    What is the best range for guitars to be in (I heard 40-60% but that seems like a very wide margin) ?

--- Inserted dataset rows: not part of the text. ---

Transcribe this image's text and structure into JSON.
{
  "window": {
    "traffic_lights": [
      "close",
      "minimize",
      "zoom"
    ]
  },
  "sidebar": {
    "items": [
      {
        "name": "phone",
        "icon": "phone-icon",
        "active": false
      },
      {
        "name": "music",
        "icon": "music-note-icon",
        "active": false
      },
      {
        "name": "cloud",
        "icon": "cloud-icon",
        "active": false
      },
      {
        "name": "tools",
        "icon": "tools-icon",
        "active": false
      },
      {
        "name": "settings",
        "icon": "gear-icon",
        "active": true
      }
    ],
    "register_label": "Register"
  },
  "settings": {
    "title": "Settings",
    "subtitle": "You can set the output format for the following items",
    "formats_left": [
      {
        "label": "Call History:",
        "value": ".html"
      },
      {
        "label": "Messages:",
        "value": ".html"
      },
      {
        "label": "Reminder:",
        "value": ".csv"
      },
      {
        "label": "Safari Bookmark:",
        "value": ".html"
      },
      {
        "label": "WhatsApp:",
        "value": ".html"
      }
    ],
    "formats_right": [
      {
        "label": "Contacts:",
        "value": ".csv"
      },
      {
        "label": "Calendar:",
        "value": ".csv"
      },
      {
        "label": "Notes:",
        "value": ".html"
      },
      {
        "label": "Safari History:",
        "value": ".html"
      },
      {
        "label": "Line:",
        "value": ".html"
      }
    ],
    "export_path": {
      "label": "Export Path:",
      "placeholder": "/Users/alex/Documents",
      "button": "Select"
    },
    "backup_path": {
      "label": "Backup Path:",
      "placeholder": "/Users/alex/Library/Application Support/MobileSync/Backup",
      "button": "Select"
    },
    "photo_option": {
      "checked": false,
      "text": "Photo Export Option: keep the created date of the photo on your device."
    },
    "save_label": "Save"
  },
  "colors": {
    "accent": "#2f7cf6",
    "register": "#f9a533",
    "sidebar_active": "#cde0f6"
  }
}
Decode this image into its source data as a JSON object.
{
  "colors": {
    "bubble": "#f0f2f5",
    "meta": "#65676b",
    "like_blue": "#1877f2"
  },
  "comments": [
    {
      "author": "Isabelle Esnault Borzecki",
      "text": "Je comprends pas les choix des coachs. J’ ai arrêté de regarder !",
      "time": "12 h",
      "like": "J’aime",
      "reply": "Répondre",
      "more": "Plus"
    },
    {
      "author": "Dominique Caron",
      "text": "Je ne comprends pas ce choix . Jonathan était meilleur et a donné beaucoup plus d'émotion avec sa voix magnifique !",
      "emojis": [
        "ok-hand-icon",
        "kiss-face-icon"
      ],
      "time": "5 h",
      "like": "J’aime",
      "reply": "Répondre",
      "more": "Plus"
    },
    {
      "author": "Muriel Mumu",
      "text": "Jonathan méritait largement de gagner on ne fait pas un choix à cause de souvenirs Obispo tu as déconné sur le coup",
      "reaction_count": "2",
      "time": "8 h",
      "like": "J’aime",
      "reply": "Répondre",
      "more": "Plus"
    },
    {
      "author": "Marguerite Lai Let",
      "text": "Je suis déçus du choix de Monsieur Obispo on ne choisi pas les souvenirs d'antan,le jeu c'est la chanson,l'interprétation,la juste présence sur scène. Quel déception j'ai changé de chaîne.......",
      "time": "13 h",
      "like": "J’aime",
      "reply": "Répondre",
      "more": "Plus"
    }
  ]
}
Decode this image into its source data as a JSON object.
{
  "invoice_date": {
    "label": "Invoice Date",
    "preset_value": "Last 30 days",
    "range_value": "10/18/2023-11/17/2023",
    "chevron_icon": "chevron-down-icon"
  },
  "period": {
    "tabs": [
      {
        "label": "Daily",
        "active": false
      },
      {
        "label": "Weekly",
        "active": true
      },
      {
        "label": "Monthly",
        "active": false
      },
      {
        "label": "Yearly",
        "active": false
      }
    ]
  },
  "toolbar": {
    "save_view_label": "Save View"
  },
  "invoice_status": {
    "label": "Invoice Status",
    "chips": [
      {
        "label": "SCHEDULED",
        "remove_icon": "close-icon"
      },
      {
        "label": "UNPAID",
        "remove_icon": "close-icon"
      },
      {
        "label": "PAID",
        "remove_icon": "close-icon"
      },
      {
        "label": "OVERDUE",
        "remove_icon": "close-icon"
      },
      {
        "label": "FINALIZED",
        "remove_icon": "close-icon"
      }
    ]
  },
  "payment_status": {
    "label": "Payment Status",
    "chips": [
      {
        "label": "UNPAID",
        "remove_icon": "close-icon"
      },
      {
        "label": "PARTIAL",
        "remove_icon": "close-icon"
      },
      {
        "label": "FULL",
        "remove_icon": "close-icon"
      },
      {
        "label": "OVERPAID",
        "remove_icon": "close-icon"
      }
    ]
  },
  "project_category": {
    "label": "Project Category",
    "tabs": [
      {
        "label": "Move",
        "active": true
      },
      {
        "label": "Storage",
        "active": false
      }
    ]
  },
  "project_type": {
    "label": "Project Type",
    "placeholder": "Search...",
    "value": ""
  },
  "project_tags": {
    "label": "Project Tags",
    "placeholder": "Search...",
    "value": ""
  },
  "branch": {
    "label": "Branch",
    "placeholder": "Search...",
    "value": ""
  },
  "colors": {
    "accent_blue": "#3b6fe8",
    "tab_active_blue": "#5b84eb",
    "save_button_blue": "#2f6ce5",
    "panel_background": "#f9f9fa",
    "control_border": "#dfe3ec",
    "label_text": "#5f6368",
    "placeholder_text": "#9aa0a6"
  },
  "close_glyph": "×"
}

    When I asked this question to the manager of a well-respected local guitar shop years ago, he told me that Gibson periodically checks their dealer stores' temp and humidity, and will actually revoke a dealership if it is not within range. According to him, Gibson requires their guitars to be stored at 70 degrees F and 30% RH. IDK what amount of variation from that ideal they tolerate, nor do I know whether this is what you should do. After all, Gibson puts silicone in their guitar polish and they've been known to do a few other not-very-bright things, too. But those are the numbers I got. This particular shop has a really nice vintage collection, so if those numbers were off, I would have expected this manager to tell me what he thought was correct. However, he did not disagree with the Gibson temp/rh specs, and I know him well enough that he would have told me if he thought those numbers were bad.